The magma chamber is believed to be about 40 by 80 kilometers across, similar in size to the overlying Yellowstone caldera. The top of the chamber is about 8 km deep and the bottom is around 16 km deep.
There are about 1,500 potentially active volcanoes worldwide, aside from the continuous belt of volcanoes on the ocean floor. About 500 of these have erupted in historical time.
The Alaska Peninsula and the Aleutian Islands have about 80 major volcanic centers that consist of one or more volcanoes.  Learn More:
During the 9 hours of vigorous eruptive activity
More than 80 percent of the Earth's surface -- above and below sea level -- is of volcanic origin.
Since the most recent giant (caldera-forming) eruption 640,000 years ago, approximately 80 relatively nonexplosive eruptions have occurred.
Alaskan volcanoes have produced one or two eruptions per year since 1900.

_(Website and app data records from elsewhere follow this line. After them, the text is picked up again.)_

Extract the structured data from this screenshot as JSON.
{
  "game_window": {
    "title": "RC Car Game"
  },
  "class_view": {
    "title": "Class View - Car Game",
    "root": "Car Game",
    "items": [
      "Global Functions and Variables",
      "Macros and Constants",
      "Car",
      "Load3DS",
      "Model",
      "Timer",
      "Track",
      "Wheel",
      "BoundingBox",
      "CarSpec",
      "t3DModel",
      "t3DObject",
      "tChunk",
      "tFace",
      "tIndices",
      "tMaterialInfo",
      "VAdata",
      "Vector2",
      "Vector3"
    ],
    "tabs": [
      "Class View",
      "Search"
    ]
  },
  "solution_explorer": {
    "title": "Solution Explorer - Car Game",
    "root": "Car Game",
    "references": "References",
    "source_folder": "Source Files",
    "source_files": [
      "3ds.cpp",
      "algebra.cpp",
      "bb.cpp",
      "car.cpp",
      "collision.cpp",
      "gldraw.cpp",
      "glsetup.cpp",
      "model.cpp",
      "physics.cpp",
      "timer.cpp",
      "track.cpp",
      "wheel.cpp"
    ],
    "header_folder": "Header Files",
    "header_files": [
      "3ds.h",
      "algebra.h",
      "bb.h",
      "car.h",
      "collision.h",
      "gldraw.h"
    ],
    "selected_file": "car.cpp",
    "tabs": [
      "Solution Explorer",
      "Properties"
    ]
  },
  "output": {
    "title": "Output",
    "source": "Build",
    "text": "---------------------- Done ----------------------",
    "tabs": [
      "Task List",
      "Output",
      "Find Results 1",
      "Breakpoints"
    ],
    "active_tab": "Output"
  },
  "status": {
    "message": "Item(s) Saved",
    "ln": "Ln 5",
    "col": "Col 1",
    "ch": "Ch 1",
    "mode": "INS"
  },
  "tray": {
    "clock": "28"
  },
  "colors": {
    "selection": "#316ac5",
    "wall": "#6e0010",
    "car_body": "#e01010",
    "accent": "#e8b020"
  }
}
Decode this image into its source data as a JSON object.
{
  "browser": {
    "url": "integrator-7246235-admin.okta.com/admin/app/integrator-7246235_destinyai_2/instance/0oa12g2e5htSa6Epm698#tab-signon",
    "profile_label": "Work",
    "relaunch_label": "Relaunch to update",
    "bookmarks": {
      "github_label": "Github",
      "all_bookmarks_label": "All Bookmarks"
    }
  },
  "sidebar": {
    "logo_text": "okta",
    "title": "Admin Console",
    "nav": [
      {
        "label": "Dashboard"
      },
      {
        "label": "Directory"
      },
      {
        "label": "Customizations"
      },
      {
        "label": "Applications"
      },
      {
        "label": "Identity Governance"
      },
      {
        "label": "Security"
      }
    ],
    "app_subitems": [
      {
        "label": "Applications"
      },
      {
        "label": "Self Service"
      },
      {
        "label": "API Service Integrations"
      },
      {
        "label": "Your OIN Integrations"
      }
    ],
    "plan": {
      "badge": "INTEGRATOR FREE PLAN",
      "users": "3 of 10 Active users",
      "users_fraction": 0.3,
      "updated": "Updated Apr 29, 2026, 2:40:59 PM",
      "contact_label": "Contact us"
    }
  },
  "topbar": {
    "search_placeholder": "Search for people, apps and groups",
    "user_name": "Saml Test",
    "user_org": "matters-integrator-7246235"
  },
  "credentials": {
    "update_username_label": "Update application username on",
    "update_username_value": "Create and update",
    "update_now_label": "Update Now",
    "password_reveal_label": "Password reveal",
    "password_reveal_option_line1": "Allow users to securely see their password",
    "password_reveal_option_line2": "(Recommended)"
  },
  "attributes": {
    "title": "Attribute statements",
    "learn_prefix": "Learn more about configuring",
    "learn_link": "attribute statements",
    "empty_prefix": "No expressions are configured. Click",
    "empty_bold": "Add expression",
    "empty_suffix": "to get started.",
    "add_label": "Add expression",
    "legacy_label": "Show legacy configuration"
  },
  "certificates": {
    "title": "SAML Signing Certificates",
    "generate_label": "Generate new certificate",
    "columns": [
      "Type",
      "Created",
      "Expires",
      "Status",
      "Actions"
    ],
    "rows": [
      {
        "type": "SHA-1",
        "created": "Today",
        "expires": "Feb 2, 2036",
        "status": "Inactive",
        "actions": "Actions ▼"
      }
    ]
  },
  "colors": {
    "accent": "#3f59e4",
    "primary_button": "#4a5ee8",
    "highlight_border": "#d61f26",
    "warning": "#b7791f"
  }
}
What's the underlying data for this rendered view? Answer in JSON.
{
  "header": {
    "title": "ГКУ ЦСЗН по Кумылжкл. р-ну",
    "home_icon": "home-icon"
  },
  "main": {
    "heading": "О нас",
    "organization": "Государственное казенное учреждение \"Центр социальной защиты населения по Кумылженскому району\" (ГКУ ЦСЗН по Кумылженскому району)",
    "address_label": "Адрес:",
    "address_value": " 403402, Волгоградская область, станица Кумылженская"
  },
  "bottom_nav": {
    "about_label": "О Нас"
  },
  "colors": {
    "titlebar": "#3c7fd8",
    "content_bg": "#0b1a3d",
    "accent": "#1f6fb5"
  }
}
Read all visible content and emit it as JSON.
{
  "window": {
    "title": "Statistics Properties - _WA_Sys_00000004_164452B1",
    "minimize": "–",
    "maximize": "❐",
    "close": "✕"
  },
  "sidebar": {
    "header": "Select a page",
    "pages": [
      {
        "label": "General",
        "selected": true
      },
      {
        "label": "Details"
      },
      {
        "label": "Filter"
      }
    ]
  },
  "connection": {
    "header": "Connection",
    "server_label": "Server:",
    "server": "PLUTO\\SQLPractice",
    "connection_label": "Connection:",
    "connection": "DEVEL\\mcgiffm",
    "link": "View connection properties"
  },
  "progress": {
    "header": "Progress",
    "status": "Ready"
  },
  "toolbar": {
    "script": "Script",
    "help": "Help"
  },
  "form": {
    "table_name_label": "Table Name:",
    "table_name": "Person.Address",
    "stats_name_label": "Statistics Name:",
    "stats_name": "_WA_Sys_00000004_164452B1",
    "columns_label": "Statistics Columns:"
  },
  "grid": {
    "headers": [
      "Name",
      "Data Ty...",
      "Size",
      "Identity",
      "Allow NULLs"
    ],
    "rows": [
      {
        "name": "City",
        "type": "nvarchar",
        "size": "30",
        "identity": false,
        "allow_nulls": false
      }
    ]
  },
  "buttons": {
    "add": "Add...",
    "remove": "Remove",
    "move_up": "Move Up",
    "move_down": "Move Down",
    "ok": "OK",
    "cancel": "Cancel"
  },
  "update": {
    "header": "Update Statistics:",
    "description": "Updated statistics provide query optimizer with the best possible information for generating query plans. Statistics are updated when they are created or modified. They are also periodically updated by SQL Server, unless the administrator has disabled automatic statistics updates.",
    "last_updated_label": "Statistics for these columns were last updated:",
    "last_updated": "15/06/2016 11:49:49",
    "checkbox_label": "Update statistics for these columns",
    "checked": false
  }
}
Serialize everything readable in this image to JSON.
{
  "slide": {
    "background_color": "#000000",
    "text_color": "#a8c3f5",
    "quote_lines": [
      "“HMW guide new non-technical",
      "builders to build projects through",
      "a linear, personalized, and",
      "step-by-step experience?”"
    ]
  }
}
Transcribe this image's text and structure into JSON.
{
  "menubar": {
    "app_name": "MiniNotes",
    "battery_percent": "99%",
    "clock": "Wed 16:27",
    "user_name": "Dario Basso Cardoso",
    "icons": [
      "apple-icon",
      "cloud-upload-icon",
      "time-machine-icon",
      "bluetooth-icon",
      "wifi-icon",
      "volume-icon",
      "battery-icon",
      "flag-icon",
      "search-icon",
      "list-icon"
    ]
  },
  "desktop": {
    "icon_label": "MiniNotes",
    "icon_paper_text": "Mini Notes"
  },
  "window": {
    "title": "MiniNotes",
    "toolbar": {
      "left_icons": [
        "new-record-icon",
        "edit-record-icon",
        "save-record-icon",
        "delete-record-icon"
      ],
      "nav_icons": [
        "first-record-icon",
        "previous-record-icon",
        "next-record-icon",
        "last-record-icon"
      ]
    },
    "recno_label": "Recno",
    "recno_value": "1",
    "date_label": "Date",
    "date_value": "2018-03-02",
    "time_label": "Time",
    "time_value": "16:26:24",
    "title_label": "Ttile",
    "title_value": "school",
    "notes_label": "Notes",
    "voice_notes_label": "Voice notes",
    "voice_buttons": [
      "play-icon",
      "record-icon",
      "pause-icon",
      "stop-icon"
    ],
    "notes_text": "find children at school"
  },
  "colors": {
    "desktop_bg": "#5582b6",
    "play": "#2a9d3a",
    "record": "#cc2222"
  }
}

Mount Shasta has erupted, on the average, at least once per 800 years during the last 10,000 years, and about once per 600 years during the last 4,500 years. The last known eruption occurred about 200 radiocarbon years ago.